Wednesday July 11, 2007
Dear Dr. Miller,
I actually just started reading your books and happend to find your homepage. I don΄t have read your works yet and thus may be asking an unusefull question. If so, I would be glad if you just shortly pointed to one of your books where I can read the answer.
By thinking about your findings about childhood and upbringing of children, does one not has to come to think that *all *people do suffer during their childhood by one way or the other?
And that we therefor *all*, more or less, have a tendency for destructiveness and mistreatment as adults?
And how could that be overcome? Even the best parents that do seriously struggle to never mistreat or abuse their children but raise them in love and integrity, cannot help but being themselves often distressed and angry a.s.f. and thereby doing wrong to their children. One cannot live in our society (and there are societies on this planet that are even worse as to child mistreatment) and not being distressed. As I see my life in the last 7 years (I am 34, had I had children the age of my mother, that was 27, I would have a 7 year old child by now) - I am sure, had I had a child, I would have inflicted serious damage on her or him, even if I had tried my best. Because I was so unhappy myself! The only way to have a happy child may be to be a happy parent - but where do we get these?
The worklife, the environmental catastrophe, the politics, the disencouraging relation between men and women and the generations, the coldness of social interactions a.s.f. - no parent living in this world can avoid transporting these bad feelings on their children, even if they don΄t want to. Really bad actions - like sexual abuse, slamming, mental mistreatment or neglect - are only the tip of the iceberg. As it seems, human society has always been so.
There are scholars, of course, that hold it has all to do with patriarchy and that there where times when children where raised differently. I used to embrace very strongly this "matriarchy-thesis". I thought this must be the solution! Notwithstanding that nobody would take me for serious speaking of "matricentric societies" or whatever and that it seemed hard to really know what they might have been like.
But in the last few years, I have to come to think that this is more the new, feminist paradise myth, an ancient longing of human kind (or at least, of women) and not a historical truth.
Dear Dr. Miller, do you - after your decades of study and research - seriously think that we - as humans - are able to avoid these "wrongdoings" on our children and that this is not a "conditio humana" that we just cannot avoid?
Even primates, it seems, do reprimand their children, also physically by pushing them back, shouting at them, kicking them or knocking them over the head. I have seen this in a documentary. Is there really hope that we can overcome this legacy?

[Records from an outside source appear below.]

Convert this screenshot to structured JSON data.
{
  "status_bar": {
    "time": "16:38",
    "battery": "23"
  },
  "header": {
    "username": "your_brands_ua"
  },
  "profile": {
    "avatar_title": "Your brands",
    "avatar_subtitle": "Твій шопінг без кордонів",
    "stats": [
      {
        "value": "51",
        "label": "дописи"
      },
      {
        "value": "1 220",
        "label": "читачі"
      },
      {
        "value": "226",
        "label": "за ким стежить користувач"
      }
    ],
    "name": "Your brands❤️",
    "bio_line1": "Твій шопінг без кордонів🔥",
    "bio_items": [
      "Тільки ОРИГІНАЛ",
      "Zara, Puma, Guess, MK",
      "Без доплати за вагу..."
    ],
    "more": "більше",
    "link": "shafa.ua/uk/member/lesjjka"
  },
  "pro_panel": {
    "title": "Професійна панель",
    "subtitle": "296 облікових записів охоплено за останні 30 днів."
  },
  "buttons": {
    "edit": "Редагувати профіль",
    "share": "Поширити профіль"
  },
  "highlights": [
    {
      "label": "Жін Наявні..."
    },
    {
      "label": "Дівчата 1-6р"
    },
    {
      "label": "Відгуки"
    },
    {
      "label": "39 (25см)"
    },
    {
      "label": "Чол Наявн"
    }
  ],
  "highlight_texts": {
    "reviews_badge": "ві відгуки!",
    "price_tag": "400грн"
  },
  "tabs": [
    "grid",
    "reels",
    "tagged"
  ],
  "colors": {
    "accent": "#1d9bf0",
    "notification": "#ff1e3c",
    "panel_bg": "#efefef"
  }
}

I am not speaking of criminal actions but of the almost routine everydaylife neglect and mistreatment that come of stress, anger, time pressure, insecurity, unhappyness and so forth. Do your findings support the idea of a peaceful, integer, respectful childhood as a human possibility and not just as wishful thinking?
I have longtime pondered why it is that most people mistreat their children and spouses, the ones we should love the most. That is a paradox of human society. I wonder what your explanation is to that.

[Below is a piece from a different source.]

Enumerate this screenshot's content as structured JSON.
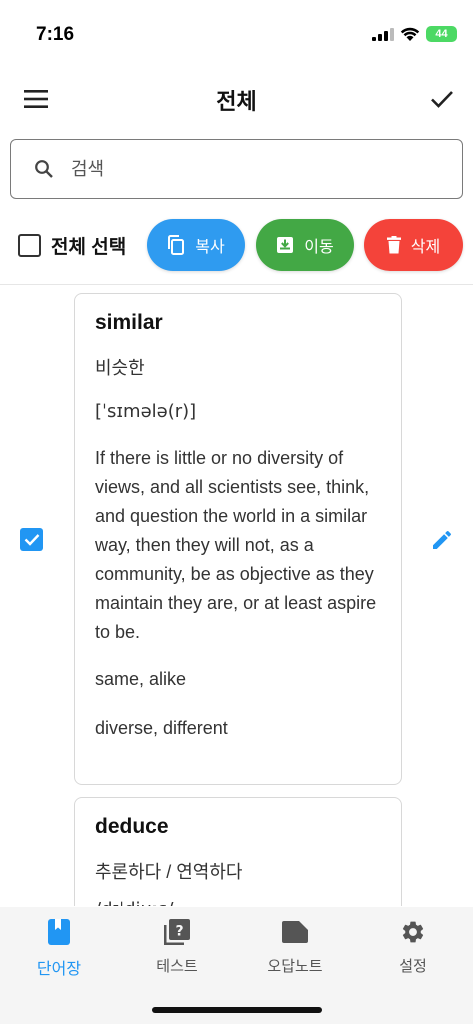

Yours very sincerely, H. D.
AM: Why are you asking me questions before you read anything of my work? My answer is: One repeats with one's children the cruelties endured in the own childhood only as long as one denies that one was treated cruelly. If you know your history and don't protect your parents (by saying that everybody MUST (???) be cruel), you will never abuse your child. Because you can have empathy for his or her emotional needs only if your feelings are not blocked in denial. To understand what I am saying here you can read my articles on this web site or - if you don't have enough time - you can just read the first page of this web site.